Please give nothing except the number of lines in the records below that include the word "окно".
=== STUDY MATERIAL ===
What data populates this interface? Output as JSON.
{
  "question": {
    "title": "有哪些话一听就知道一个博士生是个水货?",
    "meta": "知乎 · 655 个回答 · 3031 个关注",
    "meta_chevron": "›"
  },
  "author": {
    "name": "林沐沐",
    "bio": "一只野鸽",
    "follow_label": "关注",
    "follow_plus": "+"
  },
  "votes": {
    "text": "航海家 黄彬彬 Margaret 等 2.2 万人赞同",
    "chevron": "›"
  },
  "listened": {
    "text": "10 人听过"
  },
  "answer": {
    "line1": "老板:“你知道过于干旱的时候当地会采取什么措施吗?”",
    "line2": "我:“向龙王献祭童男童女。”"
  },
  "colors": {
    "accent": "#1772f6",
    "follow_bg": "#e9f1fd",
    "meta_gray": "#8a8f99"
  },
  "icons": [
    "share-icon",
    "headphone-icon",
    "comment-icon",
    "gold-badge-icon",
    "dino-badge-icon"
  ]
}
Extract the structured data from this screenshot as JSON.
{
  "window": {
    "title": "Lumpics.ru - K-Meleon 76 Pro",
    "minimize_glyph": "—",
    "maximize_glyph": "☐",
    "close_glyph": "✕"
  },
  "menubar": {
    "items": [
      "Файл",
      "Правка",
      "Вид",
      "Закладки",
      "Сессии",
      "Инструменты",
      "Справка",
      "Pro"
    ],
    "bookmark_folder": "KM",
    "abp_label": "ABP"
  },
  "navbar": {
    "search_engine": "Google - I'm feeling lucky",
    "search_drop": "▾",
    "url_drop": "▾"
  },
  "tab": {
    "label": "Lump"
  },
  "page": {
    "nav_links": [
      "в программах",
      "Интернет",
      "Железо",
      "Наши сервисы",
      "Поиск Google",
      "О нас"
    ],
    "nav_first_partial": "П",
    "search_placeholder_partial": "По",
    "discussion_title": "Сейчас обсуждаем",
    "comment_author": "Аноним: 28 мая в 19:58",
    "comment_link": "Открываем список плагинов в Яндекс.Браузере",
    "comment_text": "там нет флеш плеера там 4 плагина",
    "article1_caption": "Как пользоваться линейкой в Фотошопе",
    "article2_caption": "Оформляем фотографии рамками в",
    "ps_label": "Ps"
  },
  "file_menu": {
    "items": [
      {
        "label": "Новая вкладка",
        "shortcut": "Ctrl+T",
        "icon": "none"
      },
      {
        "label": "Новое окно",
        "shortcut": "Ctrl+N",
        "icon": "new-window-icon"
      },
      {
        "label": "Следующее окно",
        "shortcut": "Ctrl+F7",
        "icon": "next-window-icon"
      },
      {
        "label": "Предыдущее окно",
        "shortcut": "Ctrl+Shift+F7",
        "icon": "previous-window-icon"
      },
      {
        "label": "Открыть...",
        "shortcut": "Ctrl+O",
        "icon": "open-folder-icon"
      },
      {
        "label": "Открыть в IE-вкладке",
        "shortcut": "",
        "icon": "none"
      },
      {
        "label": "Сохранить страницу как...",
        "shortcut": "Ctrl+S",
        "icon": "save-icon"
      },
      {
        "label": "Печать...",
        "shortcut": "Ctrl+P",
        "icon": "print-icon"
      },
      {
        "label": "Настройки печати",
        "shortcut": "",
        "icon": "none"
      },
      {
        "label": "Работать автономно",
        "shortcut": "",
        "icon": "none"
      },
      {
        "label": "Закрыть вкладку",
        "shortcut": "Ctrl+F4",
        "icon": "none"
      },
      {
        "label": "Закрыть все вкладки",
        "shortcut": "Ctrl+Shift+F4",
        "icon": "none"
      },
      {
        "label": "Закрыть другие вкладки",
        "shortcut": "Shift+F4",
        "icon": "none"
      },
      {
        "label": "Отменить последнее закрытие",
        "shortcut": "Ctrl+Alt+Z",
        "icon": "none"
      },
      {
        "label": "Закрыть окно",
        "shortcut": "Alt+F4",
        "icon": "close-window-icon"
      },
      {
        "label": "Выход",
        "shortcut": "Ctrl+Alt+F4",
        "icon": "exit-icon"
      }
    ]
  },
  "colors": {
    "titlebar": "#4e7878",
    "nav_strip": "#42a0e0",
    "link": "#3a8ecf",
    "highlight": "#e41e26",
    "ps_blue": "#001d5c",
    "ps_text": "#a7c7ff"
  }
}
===
TASK OUTPUT - 4